Just before we started the run, a Northern Harrier caught the wind. It soared and dipped and cornered and curved. Its white rump flashed in the high sunlight. It flew north. Then another Harrier appeared, chased by an American Crow. The crow dove to harass the hawk, missed, then rose up to try again. The Harrier seemed to shrug it off. If birds could roll their eyes, this one might have.

Later, at another spot on the lake, I watched a Red Tailed Hawk fly past, high overhead. The wind was strong enough that its wings were tucked tight. Twice I saw it spread its wings to turn a bit, then it pulled them in again and made a bee line south. It looked like it was diving while horizontal. It was a stiff wind. A moment later I watched a second Red Tail follow the same path. It was a good morning to make some distance.

Late today rain started to fall. I had just washed out the birdfeeders. I pulled them apart and scrubbed them with soap in a bucket. It want them clean so I can start putting them out again. Wind tossed the branches around while I dunked my arms into soapy water. I left the parts out to dry. The wind should help make that happen quickly. The rain will hinder that. Good thing I put everything under cover of the porch.

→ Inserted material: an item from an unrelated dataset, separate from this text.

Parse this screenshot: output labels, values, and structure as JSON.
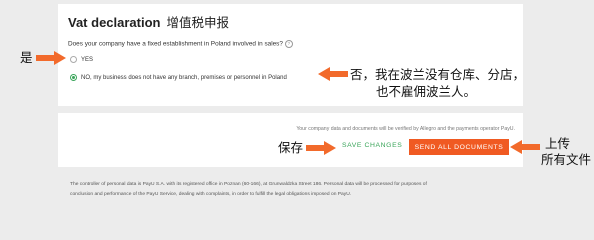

Soon the leaves will be off the trees. Winter will feel close. Already we have had frost. The other day I pulled in the basil and made a batch of pesto to freeze. I started a fire outside late yesterday and we spent a few hours in the autumn colors with the warmth of a fire. It got dark early. Again the seasons turn. Around here, they make a show of it.